* **Website and app data records**:
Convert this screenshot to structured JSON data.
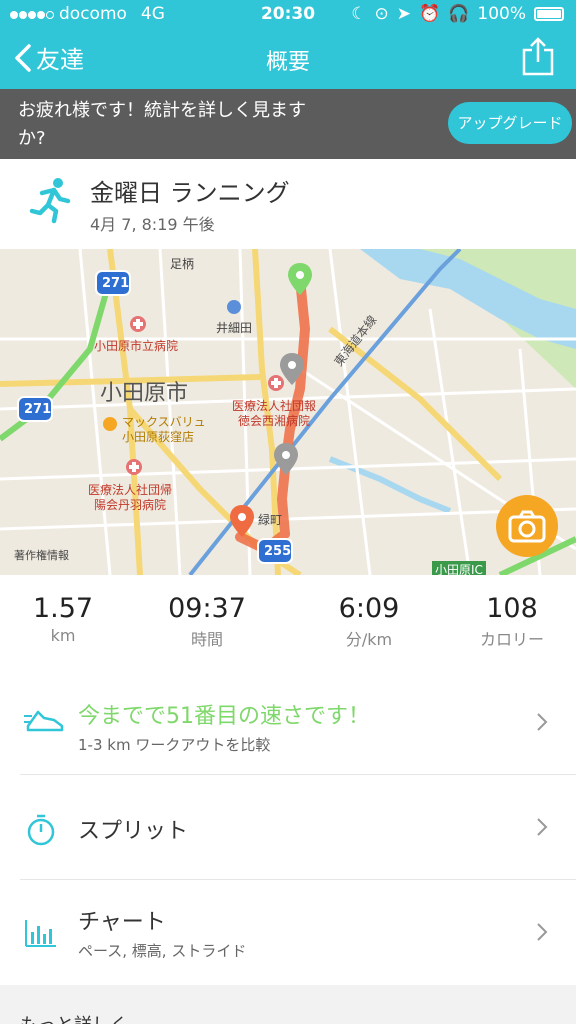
{
  "status_bar": {
    "carrier": "docomo",
    "network": "4G",
    "time": "20:30",
    "battery": "100%"
  },
  "nav": {
    "back_label": "友達",
    "title": "概要"
  },
  "banner": {
    "message": "お疲れ様です！統計を詳しく見ますか?",
    "upgrade_label": "アップグレード"
  },
  "activity": {
    "title": "金曜日 ランニング",
    "date": "4月 7, 8:19 午後"
  },
  "map": {
    "labels": {
      "route271a": "271",
      "route271b": "271",
      "route255": "255",
      "ashigara": "足柄",
      "ihosoda": "井細田",
      "hospital1": "小田原市立病院",
      "city": "小田原市",
      "hospital2a": "医療法人社団報",
      "hospital2b": "徳会西湘病院",
      "maxvalu1": "マックスバリュ",
      "maxvalu2": "小田原荻窪店",
      "hospital3a": "医療法人社団帰",
      "hospital3b": "陽会丹羽病院",
      "line": "東海道本線",
      "station": "緑町",
      "ic": "小田原IC",
      "credit": "著作権情報"
    }
  },
  "stats": [
    {
      "value": "1.57",
      "unit": "km"
    },
    {
      "value": "09:37",
      "unit": "時間"
    },
    {
      "value": "6:09",
      "unit": "分/km"
    },
    {
      "value": "108",
      "unit": "カロリー"
    }
  ],
  "rows": {
    "compare": {
      "main": "今までで51番目の速さです！",
      "sub": "1-3 km ワークアウトを比較"
    },
    "splits": {
      "main": "スプリット"
    },
    "chart": {
      "main": "チャート",
      "sub": "ペース, 標高, ストライド"
    }
  },
  "more_label": "もっと詳しく",
  "colors": {
    "accent": "#30c6d8",
    "banner": "#5c5c5c",
    "route": "#ef6c43",
    "highlight": "#7fd86b",
    "camera": "#f5a623"
  }
}
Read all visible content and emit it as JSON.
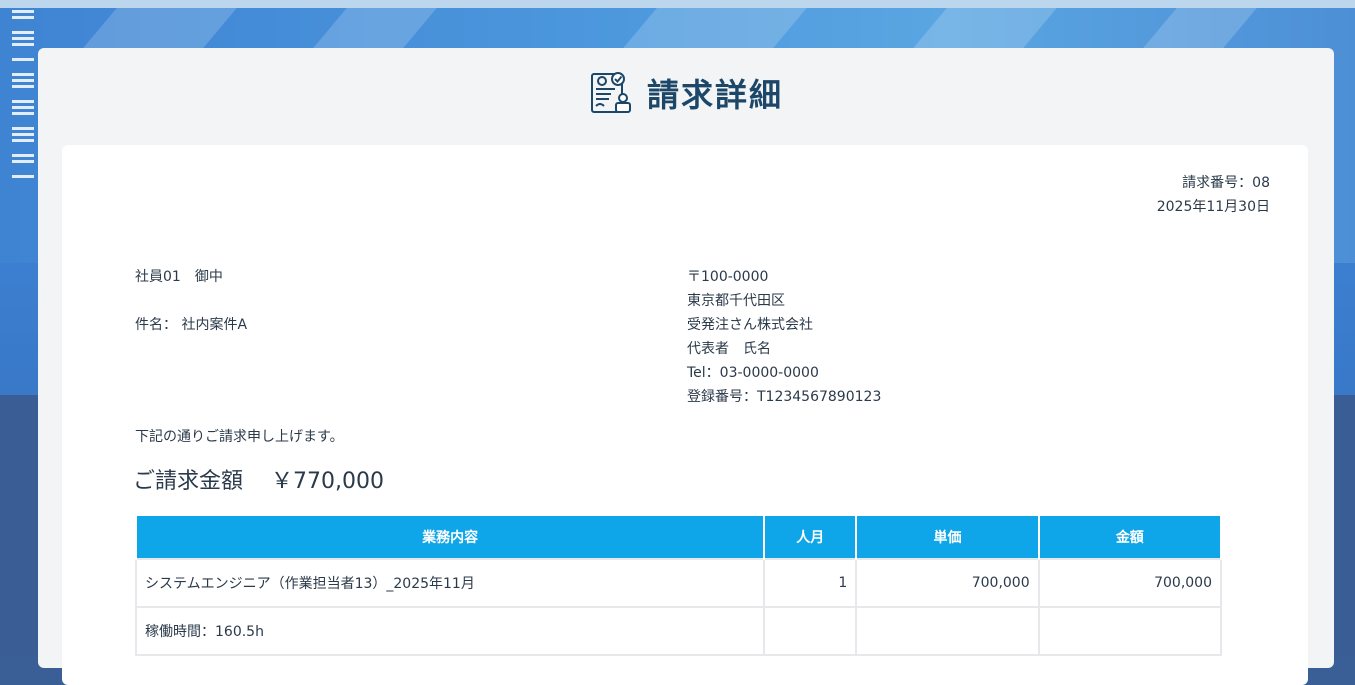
{
  "page": {
    "title": "請求詳細",
    "title_icon": "invoice-document-icon"
  },
  "invoice": {
    "number": "請求番号：08",
    "date": "2025年11月30日",
    "recipient": "社員01　御中",
    "subject": "件名： 社内案件A",
    "issuer": {
      "postal": "〒100-0000",
      "address": "東京都千代田区",
      "company": "受発注さん株式会社",
      "representative": "代表者　氏名",
      "tel": "Tel：03-0000-0000",
      "registration": "登録番号：T1234567890123"
    },
    "notice": "下記の通りご請求申し上げます。",
    "amount_label": "ご請求金額",
    "amount_value": "￥770,000"
  },
  "table": {
    "headers": [
      "業務内容",
      "人月",
      "単価",
      "金額"
    ],
    "rows": [
      {
        "description": "システムエンジニア（作業担当者13）_2025年11月",
        "qty": "1",
        "unit_price": "700,000",
        "amount": "700,000"
      },
      {
        "description": "稼働時間：160.5h",
        "qty": "",
        "unit_price": "",
        "amount": ""
      }
    ]
  },
  "colors": {
    "header_bg": "#0ea5e9",
    "title_color": "#1d4768"
  }
}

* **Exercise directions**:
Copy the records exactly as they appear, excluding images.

* **Response area**:
Convert this screenshot to structured JSON data.
{
  "status_bar": {
    "carrier": "docomo",
    "network": "4G",
    "time": "20:30",
    "battery": "100%"
  },
  "nav": {
    "back_label": "友達",
    "title": "概要"
  },
  "banner": {
    "message": "お疲れ様です！統計を詳しく見ますか?",
    "upgrade_label": "アップグレード"
  },
  "activity": {
    "title": "金曜日 ランニング",
    "date": "4月 7, 8:19 午後"
  },
  "map": {
    "labels": {
      "route271a": "271",
      "route271b": "271",
      "route255": "255",
      "ashigara": "足柄",
      "ihosoda": "井細田",
      "hospital1": "小田原市立病院",
      "city": "小田原市",
      "hospital2a": "医療法人社団報",
      "hospital2b": "徳会西湘病院",
      "maxvalu1": "マックスバリュ",
      "maxvalu2": "小田原荻窪店",
      "hospital3a": "医療法人社団帰",
      "hospital3b": "陽会丹羽病院",
      "line": "東海道本線",
      "station": "緑町",
      "ic": "小田原IC",
      "credit": "著作権情報"
    }
  },
  "stats": [
    {
      "value": "1.57",
      "unit": "km"
    },
    {
      "value": "09:37",
      "unit": "時間"
    },
    {
      "value": "6:09",
      "unit": "分/km"
    },
    {
      "value": "108",
      "unit": "カロリー"
    }
  ],
  "rows": {
    "compare": {
      "main": "今までで51番目の速さです！",
      "sub": "1-3 km ワークアウトを比較"
    },
    "splits": {
      "main": "スプリット"
    },
    "chart": {
      "main": "チャート",
      "sub": "ペース, 標高, ストライド"
    }
  },
  "more_label": "もっと詳しく",
  "colors": {
    "accent": "#30c6d8",
    "banner": "#5c5c5c",
    "route": "#ef6c43",
    "highlight": "#7fd86b",
    "camera": "#f5a623"
  }
}
Read all visible content and emit it as JSON.
{
  "page": {
    "title": "請求詳細",
    "title_icon": "invoice-document-icon"
  },
  "invoice": {
    "number": "請求番号：08",
    "date": "2025年11月30日",
    "recipient": "社員01　御中",
    "subject": "件名： 社内案件A",
    "issuer": {
      "postal": "〒100-0000",
      "address": "東京都千代田区",
      "company": "受発注さん株式会社",
      "representative": "代表者　氏名",
      "tel": "Tel：03-0000-0000",
      "registration": "登録番号：T1234567890123"
    },
    "notice": "下記の通りご請求申し上げます。",
    "amount_label": "ご請求金額",
    "amount_value": "￥770,000"
  },
  "table": {
    "headers": [
      "業務内容",
      "人月",
      "単価",
      "金額"
    ],
    "rows": [
      {
        "description": "システムエンジニア（作業担当者13）_2025年11月",
        "qty": "1",
        "unit_price": "700,000",
        "amount": "700,000"
      },
      {
        "description": "稼働時間：160.5h",
        "qty": "",
        "unit_price": "",
        "amount": ""
      }
    ]
  },
  "colors": {
    "header_bg": "#0ea5e9",
    "title_color": "#1d4768"
  }
}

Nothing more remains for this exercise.